RECORDS SHOWN
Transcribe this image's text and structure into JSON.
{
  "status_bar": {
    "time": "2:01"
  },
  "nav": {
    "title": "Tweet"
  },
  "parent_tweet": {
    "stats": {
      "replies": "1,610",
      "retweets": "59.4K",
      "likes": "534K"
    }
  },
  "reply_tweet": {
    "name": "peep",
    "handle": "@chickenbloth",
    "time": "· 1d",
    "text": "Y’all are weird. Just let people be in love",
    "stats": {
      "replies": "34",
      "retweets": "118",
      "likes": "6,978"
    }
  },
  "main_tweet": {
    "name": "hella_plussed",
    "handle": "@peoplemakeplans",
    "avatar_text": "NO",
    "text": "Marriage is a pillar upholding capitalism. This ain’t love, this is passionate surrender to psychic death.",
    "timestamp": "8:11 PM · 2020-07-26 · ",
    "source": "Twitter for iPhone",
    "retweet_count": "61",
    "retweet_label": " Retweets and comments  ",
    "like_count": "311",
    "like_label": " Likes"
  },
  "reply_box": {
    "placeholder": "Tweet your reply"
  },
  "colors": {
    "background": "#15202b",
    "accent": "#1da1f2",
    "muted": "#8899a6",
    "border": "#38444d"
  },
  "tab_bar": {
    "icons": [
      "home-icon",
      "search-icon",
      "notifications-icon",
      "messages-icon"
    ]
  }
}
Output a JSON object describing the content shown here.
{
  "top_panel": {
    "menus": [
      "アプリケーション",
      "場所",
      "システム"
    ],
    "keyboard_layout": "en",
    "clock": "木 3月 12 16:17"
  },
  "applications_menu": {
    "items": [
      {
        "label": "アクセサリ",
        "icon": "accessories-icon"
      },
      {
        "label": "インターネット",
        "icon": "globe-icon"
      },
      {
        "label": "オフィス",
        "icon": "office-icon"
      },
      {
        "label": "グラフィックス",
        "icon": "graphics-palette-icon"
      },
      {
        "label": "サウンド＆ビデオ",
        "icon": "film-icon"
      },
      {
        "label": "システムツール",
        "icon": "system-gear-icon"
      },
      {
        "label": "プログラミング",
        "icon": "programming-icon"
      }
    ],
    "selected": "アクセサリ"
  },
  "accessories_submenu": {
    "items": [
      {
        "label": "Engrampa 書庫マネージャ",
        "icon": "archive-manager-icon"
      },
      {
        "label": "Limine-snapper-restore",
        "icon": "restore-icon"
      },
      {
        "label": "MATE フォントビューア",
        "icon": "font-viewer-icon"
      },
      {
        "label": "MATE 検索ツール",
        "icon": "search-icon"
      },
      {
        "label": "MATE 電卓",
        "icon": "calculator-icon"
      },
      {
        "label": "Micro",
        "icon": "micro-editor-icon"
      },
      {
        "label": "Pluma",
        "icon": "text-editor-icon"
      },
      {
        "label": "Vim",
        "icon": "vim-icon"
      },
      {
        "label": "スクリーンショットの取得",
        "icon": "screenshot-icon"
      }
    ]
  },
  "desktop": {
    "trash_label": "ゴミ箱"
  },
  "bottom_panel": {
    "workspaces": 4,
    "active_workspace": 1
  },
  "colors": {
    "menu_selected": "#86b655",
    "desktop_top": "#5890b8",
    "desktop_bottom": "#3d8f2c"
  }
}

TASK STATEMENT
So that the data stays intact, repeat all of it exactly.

REPLY TO THE EXERCISE
Transcribe this image's text and structure into JSON.
{
  "status_bar": {
    "time": "2:01"
  },
  "nav": {
    "title": "Tweet"
  },
  "parent_tweet": {
    "stats": {
      "replies": "1,610",
      "retweets": "59.4K",
      "likes": "534K"
    }
  },
  "reply_tweet": {
    "name": "peep",
    "handle": "@chickenbloth",
    "time": "· 1d",
    "text": "Y’all are weird. Just let people be in love",
    "stats": {
      "replies": "34",
      "retweets": "118",
      "likes": "6,978"
    }
  },
  "main_tweet": {
    "name": "hella_plussed",
    "handle": "@peoplemakeplans",
    "avatar_text": "NO",
    "text": "Marriage is a pillar upholding capitalism. This ain’t love, this is passionate surrender to psychic death.",
    "timestamp": "8:11 PM · 2020-07-26 · ",
    "source": "Twitter for iPhone",
    "retweet_count": "61",
    "retweet_label": " Retweets and comments  ",
    "like_count": "311",
    "like_label": " Likes"
  },
  "reply_box": {
    "placeholder": "Tweet your reply"
  },
  "colors": {
    "background": "#15202b",
    "accent": "#1da1f2",
    "muted": "#8899a6",
    "border": "#38444d"
  },
  "tab_bar": {
    "icons": [
      "home-icon",
      "search-icon",
      "notifications-icon",
      "messages-icon"
    ]
  }
}
Output a JSON object describing the content shown here.
{
  "top_panel": {
    "menus": [
      "アプリケーション",
      "場所",
      "システム"
    ],
    "keyboard_layout": "en",
    "clock": "木 3月 12 16:17"
  },
  "applications_menu": {
    "items": [
      {
        "label": "アクセサリ",
        "icon": "accessories-icon"
      },
      {
        "label": "インターネット",
        "icon": "globe-icon"
      },
      {
        "label": "オフィス",
        "icon": "office-icon"
      },
      {
        "label": "グラフィックス",
        "icon": "graphics-palette-icon"
      },
      {
        "label": "サウンド＆ビデオ",
        "icon": "film-icon"
      },
      {
        "label": "システムツール",
        "icon": "system-gear-icon"
      },
      {
        "label": "プログラミング",
        "icon": "programming-icon"
      }
    ],
    "selected": "アクセサリ"
  },
  "accessories_submenu": {
    "items": [
      {
        "label": "Engrampa 書庫マネージャ",
        "icon": "archive-manager-icon"
      },
      {
        "label": "Limine-snapper-restore",
        "icon": "restore-icon"
      },
      {
        "label": "MATE フォントビューア",
        "icon": "font-viewer-icon"
      },
      {
        "label": "MATE 検索ツール",
        "icon": "search-icon"
      },
      {
        "label": "MATE 電卓",
        "icon": "calculator-icon"
      },
      {
        "label": "Micro",
        "icon": "micro-editor-icon"
      },
      {
        "label": "Pluma",
        "icon": "text-editor-icon"
      },
      {
        "label": "Vim",
        "icon": "vim-icon"
      },
      {
        "label": "スクリーンショットの取得",
        "icon": "screenshot-icon"
      }
    ]
  },
  "desktop": {
    "trash_label": "ゴミ箱"
  },
  "bottom_panel": {
    "workspaces": 4,
    "active_workspace": 1
  },
  "colors": {
    "menu_selected": "#86b655",
    "desktop_top": "#5890b8",
    "desktop_bottom": "#3d8f2c"
  }
}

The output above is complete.